“After Covid we will work out what we are really good at. Health and manufacturing will play a part.”
“Any recession takes two to three years at least for the economy to right itself.
“This is a little different” but it will still take that time.
Among the longer term shifts is the move to renewable energy and more sustainable, efficient homes.
Covid will only accelerate those trends, he says.
Brian Haratsis thinks repair will take longer but it will be worth waiting for.
He says working patterns will change and 30 per cent of office workers won’t go back, at least full time.
That could be problematic, especially for young people who have to be educated and trained.
In forecasting he’s done recently for the National Housing Finance and Investment Corporation it’s emerged there would probably be about 40,000 fewer dwellings needed in 2021-22.
“That’s not particularly damaging”
Migration was already dropping before Covid hit. The forecast was 240,00 and it was down to 225,000 a year, he says.
But in four to five years those immigration numbers will re-emerge and create boom conditions again.
The numbers won’t accelerate sooner thanks to the optics; it’s seen as politically unpalatable to bring people into the country when unemployment is high. Ignoring, of course, that every immigrant creates perhaps 1.3 or 1.4 jobs.
This is why he thinks we will have three or four years of difficulty, but then Australia will boom.
Compared to other parts of the world such as Atlanta in the US where his sister lives with its massive coronavirus infections and huge death toll, Australia looks good, Haratsis says.

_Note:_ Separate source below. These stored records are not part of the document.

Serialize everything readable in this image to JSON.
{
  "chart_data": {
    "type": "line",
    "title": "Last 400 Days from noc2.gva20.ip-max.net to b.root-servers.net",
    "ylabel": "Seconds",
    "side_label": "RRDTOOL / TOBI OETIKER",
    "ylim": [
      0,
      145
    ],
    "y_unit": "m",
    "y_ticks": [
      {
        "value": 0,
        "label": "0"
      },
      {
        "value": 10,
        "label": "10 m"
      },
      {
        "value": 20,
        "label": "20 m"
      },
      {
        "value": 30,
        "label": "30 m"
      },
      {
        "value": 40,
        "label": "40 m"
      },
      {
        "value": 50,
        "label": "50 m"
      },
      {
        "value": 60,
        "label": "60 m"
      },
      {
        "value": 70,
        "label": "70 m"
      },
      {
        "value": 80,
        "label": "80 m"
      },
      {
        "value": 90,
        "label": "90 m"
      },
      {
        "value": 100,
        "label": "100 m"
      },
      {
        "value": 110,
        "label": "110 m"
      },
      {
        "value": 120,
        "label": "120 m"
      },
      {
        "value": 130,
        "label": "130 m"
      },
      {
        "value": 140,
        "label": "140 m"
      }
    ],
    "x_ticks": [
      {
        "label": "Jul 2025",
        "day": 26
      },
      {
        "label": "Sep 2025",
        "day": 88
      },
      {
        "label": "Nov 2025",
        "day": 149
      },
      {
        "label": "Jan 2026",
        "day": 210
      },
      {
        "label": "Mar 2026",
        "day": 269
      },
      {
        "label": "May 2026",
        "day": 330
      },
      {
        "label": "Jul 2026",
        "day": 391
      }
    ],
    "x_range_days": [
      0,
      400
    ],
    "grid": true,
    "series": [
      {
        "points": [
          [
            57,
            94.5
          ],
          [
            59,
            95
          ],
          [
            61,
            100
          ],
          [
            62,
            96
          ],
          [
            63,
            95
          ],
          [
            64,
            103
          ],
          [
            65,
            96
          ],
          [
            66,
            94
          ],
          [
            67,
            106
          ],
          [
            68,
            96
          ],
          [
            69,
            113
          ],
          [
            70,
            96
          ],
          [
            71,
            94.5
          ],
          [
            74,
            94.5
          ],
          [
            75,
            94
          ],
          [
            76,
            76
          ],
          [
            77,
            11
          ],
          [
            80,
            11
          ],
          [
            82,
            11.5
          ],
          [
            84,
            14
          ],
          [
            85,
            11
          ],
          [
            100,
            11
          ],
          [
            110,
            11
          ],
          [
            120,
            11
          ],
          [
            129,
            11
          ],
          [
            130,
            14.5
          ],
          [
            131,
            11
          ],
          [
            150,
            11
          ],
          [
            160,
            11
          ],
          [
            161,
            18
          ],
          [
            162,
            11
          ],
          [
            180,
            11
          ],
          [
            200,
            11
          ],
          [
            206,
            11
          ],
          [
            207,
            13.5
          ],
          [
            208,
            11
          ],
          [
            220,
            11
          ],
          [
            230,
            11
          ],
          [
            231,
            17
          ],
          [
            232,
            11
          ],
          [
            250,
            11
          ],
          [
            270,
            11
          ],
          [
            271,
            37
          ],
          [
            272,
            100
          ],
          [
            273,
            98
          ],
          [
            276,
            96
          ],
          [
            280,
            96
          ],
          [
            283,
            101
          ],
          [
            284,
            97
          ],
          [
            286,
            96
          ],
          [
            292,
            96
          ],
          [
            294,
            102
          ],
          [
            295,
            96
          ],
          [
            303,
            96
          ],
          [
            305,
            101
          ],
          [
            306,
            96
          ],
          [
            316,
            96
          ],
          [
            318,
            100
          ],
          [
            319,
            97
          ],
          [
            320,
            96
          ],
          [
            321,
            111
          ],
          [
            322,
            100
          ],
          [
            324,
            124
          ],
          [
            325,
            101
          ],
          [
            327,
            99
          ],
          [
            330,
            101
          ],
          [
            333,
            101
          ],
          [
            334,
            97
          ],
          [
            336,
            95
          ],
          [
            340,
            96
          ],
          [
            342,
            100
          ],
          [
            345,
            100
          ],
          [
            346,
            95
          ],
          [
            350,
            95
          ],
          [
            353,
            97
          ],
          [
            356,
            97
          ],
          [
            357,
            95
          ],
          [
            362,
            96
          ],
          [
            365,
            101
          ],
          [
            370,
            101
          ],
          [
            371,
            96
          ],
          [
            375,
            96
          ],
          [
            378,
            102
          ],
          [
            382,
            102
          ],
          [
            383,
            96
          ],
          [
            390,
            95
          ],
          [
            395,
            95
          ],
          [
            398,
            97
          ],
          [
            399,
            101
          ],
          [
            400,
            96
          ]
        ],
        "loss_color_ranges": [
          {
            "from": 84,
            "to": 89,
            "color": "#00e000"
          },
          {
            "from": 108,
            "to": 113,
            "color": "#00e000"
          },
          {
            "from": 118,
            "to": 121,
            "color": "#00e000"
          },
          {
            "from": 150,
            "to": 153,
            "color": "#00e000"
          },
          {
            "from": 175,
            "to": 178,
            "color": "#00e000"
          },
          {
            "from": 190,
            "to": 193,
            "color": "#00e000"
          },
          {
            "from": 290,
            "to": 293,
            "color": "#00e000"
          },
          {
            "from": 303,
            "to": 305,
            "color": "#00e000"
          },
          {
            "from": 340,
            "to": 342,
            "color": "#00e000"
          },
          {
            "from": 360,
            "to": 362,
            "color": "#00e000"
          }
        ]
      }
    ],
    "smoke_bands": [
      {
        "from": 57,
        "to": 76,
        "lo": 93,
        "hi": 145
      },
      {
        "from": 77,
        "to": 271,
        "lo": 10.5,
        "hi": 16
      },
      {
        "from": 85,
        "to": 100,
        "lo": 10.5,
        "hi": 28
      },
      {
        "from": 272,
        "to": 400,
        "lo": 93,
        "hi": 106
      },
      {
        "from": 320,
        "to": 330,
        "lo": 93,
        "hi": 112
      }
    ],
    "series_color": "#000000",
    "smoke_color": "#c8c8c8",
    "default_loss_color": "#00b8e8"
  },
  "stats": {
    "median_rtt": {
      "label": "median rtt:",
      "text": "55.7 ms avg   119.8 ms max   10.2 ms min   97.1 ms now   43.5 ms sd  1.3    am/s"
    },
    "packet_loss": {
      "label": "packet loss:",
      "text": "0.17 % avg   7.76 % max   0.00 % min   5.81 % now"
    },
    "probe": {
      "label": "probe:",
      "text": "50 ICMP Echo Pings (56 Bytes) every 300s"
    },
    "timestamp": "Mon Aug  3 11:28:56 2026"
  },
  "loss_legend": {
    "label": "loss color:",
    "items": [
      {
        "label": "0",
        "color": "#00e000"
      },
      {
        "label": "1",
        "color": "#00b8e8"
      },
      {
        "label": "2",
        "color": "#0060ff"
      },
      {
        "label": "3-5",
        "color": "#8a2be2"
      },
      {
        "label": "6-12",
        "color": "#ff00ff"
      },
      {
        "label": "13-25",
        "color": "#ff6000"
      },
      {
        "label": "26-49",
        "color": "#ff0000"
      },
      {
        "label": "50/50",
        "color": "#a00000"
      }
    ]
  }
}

You’d have to say, very good.
That’s if we manage to keep it that way.